Regarding a bus-free Nicollet Mall: How about enticing small shops, more restaurants and even an ice-cream parlor to the mall before rerouting the buses ("A vision for a livelier, bus-free Nicollet Mall," June 7). I guarantee those of us who live downtown would be first to beat a path in spite of the bus traffic!

Jean A. Heberle, Minneapolis


After witnessing several rebuilds of Nicollet Mall over the last 50 years, I realized Hennepin Avenue is and has always been the entertainment center of the city. It is Minneapolis' Broadway.

Broaden the sidewalks, put restaurants between the theaters. Put vendors on the streets. Nicollet does not have, and has never had, the cultural backbone to support entertainment. That place is Hennepin Avenue.

Chris D. Raudenbush, St. Paul


One possible solution to the ongoing safety concerns on Nicollet Mall is to reinstate loitering laws. Years ago, those laws were rescinded with predictable results. Police downtown can watch troubling behavior but cannot remove people until a crime has been committed. As long as Nicollet Mall is an unpleasant destination, safety-conscious people will stay away.

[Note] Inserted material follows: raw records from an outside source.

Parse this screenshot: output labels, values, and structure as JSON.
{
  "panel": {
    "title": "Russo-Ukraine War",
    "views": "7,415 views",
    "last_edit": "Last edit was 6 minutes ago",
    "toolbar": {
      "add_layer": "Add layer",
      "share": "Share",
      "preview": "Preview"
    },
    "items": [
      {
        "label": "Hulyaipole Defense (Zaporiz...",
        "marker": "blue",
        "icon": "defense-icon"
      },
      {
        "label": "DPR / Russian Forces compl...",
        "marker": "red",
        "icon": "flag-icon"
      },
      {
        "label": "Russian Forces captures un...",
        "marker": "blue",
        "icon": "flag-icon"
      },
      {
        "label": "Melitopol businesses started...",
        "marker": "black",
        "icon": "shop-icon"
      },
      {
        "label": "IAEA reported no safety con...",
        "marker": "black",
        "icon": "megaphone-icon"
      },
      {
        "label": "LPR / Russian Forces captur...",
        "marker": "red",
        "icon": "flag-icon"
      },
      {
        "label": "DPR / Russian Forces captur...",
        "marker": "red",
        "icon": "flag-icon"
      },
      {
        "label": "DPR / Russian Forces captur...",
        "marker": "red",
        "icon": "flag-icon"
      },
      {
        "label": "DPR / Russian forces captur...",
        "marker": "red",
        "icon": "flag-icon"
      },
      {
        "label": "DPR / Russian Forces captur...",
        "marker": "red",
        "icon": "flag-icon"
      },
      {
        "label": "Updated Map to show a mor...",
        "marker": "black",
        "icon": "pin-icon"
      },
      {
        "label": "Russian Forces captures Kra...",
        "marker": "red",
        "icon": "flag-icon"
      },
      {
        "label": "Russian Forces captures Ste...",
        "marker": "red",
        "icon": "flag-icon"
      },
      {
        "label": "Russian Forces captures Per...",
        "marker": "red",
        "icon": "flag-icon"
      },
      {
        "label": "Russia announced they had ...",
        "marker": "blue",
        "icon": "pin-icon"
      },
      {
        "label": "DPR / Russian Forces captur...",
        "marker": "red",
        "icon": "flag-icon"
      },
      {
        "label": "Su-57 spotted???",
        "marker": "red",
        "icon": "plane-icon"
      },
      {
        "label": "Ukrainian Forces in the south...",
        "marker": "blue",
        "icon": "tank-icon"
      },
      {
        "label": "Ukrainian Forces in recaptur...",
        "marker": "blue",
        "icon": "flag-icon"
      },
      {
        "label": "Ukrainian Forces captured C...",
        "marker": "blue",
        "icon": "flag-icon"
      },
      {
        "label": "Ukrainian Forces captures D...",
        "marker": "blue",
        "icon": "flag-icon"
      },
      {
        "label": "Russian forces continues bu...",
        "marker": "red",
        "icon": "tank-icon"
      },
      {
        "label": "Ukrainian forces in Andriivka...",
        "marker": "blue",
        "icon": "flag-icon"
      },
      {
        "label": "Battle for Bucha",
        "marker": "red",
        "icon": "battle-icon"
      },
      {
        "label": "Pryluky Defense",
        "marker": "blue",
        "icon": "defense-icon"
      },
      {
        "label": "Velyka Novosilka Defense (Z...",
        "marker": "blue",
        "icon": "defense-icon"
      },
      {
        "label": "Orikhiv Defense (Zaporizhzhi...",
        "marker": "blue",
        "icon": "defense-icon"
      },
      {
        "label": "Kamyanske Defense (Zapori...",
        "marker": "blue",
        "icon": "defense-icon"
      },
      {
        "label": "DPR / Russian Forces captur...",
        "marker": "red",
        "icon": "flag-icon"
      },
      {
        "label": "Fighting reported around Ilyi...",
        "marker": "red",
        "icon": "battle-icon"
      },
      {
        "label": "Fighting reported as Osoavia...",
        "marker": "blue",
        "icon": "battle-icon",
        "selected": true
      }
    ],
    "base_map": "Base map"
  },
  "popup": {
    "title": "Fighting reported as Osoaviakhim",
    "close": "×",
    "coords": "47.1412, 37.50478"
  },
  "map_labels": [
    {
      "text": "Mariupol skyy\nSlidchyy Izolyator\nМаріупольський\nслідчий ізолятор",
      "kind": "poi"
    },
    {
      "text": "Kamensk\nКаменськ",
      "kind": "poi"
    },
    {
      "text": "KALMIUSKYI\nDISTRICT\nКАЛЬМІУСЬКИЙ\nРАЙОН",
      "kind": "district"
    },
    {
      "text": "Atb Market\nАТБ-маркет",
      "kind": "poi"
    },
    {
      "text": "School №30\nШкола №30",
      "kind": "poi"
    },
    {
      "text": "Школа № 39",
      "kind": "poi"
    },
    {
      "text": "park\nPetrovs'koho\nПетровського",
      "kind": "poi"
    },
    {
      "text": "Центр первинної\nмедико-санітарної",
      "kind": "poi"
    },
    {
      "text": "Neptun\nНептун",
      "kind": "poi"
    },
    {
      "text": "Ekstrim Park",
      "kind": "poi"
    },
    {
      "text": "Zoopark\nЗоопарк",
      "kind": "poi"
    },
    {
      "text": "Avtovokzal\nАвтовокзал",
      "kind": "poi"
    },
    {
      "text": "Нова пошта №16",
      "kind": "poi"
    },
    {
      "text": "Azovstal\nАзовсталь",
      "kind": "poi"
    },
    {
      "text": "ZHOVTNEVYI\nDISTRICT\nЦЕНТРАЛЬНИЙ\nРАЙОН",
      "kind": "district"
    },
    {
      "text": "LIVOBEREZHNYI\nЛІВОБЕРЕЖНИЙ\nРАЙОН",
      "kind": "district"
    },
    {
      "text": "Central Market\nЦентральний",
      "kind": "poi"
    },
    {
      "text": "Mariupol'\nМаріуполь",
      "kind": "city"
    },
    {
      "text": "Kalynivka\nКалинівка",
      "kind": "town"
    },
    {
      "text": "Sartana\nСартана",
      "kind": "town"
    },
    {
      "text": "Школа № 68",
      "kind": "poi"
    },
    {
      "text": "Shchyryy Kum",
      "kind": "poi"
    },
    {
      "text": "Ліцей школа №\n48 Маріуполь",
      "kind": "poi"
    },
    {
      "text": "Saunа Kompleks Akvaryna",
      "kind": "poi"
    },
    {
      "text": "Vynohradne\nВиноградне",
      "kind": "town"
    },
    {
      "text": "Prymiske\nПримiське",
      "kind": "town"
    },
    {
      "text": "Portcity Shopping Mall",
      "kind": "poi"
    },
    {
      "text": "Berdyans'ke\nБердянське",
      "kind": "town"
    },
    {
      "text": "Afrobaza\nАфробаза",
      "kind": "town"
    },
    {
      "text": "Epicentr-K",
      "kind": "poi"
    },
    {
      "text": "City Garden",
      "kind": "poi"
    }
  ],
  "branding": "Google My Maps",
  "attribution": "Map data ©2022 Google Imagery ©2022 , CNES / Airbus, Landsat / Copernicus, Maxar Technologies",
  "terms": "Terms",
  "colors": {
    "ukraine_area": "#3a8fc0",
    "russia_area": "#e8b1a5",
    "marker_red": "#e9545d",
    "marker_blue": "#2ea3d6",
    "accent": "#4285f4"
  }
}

Carole Wilson, Minneapolis


Minneapolis Mayor Jacob Frey was quoted saying the time is right to envision Nicollet Mall as a "pedestrian-only zone." I believe "It's about damn time" would've been more accurate.

The 2017 $50 million mall planter-box-and-saplings approach was a myopic anti-pedestrian/anti-cyclist missed opportunity. It was as obvious then as it is now that buses had to go. Unfortunately, city leaders were too timid, shortsighted, or both.

I wrote commentaries and voiced a plea to my City Council representative before the 2017 planter box/bus route resurfacing project. I asked city leaders to please look at places such as Church Street in Burlington, Vt., while considering the addition of a street-level Habitrail entrapment tunnel exit/entry staircase or two.

Nearly a decade later, they are still delusionally talking about Times Square instead of Church Street.

But progress is positive even if it's progress at the speed of Minneapolis.

Nick Dolphin, Minneapolis


Use Union Depot, for Pete's sake

I absolutely agree, the Duluth train is a great piece of infrastructure that will provide expanded markets, opportunity and economic growth for the North Shore ("Train to Duluth gets a $195M nudge," June 5). It will bring a lot of people to the resorts, canoe liveries and scenic beauty of the area. For Duluth it isn't about tourists but business. From the port, manufacturing and now a growing IT sector, Duluth is open for business.

But, as with all projects here, you break free with nothing in front of you but green grass and drop the ball on the 5-yard line! Why does the train start at Target Field Station, where the Northstar commuter rail ends? Well, I mean, I know why. The infants of Minneapolis see a bright shiny new toy, pound the table and pout "I want, I want, I want — MINE MINE MINE." But if you look farther than one mile beyond your front door, this is really dumb. The Empire Builder comes into St. Paul Union Depot, and in the same plan as the Duluth train are two more Chicago trains. Putting the terminus miles away is just stupid. Something not on any plan, yet, that would be nice is a Rochester train. Duluth to St. Paul to Rochester sounds like a good idea.

I know I can argue until I'm blue in the face. Nothing is going to change. Northstar will always end in the middle of nowhere, the Green Line will always have five stops too many, and this train will go to Target Field/Northstar. To paraphrase Galileo, "It's stupid nevertheless."

Steven A. Balcken, Minneapolis